◆ **TASK REQUIREMENTS**:
Wherever a line of the records contains "Reunión", copy that line.
==== INFORMATION PROVIDED ====
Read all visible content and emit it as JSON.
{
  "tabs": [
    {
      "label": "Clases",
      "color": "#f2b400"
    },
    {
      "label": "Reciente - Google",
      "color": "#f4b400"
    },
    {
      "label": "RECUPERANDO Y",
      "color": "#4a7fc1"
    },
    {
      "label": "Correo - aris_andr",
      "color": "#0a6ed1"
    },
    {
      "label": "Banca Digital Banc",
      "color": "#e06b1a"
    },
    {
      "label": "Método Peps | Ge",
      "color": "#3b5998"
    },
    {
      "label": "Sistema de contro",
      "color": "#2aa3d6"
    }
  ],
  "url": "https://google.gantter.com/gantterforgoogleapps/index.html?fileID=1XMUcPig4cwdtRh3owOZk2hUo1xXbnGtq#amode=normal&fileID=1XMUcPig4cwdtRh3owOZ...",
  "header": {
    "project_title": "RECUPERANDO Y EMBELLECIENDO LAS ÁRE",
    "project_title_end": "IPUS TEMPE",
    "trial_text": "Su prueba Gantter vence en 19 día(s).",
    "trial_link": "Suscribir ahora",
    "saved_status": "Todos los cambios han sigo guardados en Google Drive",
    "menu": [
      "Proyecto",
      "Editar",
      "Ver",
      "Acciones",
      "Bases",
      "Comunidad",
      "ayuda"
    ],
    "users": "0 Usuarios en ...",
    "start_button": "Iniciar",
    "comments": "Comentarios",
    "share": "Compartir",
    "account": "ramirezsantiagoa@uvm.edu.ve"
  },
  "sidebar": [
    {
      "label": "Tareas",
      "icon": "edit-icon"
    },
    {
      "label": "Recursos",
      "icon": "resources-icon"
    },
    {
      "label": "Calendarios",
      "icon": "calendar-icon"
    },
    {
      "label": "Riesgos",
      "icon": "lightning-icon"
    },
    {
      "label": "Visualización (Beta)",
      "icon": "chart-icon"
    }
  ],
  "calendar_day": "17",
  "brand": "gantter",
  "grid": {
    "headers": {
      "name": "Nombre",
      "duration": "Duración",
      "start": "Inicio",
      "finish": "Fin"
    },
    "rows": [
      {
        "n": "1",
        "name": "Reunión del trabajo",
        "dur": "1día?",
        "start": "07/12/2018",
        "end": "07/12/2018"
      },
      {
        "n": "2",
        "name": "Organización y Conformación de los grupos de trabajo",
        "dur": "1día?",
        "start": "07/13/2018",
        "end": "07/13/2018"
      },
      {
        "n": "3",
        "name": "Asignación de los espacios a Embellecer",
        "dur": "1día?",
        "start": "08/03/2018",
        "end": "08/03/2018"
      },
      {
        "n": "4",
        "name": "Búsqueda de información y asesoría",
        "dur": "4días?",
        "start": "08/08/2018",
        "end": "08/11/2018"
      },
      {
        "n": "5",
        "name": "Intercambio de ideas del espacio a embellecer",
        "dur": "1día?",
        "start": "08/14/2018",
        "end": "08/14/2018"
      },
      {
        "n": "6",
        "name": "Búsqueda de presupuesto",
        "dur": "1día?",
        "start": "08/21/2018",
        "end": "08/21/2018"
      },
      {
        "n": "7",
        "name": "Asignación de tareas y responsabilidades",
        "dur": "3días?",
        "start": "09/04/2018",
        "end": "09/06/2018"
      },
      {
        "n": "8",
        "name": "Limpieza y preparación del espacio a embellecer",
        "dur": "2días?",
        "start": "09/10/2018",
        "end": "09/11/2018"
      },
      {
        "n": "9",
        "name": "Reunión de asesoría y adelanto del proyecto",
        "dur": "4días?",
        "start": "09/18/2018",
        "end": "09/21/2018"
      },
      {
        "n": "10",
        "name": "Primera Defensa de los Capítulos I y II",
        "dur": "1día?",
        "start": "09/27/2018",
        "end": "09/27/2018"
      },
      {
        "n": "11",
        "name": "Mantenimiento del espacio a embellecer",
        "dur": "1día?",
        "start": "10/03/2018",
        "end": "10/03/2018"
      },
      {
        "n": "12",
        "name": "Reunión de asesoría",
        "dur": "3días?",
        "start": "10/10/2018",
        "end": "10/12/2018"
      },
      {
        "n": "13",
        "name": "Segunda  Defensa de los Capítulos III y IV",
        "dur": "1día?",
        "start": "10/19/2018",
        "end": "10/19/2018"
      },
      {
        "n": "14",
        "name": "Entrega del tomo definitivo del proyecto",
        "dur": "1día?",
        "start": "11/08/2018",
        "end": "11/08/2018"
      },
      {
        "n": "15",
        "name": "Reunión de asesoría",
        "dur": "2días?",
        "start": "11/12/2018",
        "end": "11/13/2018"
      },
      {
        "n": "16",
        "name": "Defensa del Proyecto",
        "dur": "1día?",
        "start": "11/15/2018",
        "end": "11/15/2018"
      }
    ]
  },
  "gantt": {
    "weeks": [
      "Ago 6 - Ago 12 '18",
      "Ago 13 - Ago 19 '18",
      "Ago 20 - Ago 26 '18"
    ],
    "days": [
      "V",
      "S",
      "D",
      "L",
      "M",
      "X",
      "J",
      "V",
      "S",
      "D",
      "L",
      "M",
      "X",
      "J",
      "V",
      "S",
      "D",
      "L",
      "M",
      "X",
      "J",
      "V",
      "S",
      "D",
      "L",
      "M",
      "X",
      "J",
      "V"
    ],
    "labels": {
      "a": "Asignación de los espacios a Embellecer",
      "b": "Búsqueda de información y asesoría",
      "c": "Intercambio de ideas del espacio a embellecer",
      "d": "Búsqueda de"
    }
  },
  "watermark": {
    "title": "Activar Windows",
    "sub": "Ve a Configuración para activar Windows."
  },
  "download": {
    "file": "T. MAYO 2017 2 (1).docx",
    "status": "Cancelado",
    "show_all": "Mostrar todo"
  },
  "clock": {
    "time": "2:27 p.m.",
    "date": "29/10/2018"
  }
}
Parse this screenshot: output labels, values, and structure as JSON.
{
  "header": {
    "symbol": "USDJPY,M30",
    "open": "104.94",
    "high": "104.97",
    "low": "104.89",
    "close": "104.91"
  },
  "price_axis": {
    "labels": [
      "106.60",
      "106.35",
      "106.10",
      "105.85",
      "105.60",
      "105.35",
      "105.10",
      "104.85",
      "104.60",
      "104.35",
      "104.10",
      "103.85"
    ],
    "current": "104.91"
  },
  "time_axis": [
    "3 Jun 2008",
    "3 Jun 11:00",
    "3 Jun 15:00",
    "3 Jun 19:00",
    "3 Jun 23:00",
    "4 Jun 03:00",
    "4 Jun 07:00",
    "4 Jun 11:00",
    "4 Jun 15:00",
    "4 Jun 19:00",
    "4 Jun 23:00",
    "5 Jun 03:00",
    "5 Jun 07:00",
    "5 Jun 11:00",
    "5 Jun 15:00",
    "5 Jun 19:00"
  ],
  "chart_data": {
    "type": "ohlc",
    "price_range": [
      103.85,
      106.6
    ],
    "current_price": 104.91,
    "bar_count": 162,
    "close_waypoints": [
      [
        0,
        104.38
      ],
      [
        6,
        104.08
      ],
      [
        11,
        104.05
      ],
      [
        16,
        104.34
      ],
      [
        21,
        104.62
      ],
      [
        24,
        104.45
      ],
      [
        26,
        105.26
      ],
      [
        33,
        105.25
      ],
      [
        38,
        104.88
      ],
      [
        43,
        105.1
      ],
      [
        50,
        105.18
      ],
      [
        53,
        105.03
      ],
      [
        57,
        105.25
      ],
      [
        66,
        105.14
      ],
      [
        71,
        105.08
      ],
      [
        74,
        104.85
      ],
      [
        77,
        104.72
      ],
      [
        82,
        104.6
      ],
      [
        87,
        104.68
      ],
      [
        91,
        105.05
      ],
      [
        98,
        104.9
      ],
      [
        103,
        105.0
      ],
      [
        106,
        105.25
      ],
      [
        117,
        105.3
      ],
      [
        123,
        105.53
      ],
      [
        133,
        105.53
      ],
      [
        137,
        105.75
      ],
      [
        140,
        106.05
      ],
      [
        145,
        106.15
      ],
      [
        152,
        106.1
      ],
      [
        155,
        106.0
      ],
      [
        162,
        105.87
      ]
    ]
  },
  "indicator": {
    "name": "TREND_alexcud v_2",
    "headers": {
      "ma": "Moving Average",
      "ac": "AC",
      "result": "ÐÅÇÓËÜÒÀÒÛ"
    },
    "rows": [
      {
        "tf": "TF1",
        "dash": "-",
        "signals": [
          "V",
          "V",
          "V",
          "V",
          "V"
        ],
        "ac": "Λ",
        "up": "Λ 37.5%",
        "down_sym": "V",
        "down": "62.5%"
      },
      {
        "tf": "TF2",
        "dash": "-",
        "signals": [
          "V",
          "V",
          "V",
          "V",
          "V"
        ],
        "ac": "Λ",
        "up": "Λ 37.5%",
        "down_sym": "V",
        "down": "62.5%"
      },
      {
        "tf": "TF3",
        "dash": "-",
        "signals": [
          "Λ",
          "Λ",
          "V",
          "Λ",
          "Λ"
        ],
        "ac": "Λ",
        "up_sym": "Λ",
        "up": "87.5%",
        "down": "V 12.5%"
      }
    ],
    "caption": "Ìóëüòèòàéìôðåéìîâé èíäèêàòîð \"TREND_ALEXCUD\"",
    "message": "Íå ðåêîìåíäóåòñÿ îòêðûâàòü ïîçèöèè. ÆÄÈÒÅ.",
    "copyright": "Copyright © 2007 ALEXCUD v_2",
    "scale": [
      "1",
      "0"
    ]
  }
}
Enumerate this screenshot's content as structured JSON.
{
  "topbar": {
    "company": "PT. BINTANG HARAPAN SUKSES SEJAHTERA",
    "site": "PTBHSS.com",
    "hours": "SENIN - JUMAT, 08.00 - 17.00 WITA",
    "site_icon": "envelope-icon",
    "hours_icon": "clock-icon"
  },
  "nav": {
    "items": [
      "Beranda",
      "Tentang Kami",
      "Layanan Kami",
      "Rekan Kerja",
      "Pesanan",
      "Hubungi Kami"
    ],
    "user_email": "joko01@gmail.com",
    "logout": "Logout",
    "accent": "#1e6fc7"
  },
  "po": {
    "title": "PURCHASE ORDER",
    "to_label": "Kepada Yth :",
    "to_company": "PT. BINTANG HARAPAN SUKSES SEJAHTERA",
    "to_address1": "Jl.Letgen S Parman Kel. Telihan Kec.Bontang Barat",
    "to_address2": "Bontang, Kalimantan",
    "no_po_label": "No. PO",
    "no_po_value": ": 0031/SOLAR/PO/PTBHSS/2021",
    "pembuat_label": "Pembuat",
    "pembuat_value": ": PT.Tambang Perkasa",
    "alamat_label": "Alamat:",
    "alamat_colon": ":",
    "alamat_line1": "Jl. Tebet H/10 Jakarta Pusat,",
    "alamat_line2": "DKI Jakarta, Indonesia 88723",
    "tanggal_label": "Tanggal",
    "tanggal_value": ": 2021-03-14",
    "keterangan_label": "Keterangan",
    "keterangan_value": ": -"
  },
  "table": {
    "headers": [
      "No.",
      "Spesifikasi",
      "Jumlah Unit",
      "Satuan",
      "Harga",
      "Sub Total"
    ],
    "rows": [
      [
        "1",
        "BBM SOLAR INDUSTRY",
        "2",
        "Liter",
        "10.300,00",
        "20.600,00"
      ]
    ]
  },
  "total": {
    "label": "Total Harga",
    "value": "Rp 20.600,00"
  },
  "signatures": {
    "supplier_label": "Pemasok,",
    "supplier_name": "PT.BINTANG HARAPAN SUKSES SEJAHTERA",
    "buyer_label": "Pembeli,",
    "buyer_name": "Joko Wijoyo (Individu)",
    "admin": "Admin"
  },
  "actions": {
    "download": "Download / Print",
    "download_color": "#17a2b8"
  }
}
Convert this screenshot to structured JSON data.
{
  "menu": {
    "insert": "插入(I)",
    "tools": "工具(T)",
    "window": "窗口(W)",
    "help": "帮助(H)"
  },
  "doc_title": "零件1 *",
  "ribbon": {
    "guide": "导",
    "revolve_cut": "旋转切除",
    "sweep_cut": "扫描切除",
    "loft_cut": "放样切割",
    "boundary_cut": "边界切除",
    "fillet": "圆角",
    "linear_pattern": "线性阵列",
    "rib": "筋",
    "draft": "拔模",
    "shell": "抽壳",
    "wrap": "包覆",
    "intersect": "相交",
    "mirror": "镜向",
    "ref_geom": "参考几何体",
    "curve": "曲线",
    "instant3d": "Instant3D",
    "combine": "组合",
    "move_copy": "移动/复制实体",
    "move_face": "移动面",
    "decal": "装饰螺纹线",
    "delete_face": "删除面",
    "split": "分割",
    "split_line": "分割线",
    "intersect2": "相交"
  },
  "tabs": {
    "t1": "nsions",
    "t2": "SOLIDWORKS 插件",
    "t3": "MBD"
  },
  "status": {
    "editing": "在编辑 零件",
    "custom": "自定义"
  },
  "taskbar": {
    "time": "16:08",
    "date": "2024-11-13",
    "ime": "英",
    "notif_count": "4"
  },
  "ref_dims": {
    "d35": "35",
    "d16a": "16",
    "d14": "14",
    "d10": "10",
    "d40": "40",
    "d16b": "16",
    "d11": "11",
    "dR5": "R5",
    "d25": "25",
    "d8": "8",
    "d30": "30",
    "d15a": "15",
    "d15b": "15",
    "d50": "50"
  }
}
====
◆ **TASK OUTPUT**:
        "name": "Reunión del trabajo",
        "name": "Reunión de asesoría y adelanto del proyecto",
        "name": "Reunión de asesoría",
        "name": "Reunión de asesoría",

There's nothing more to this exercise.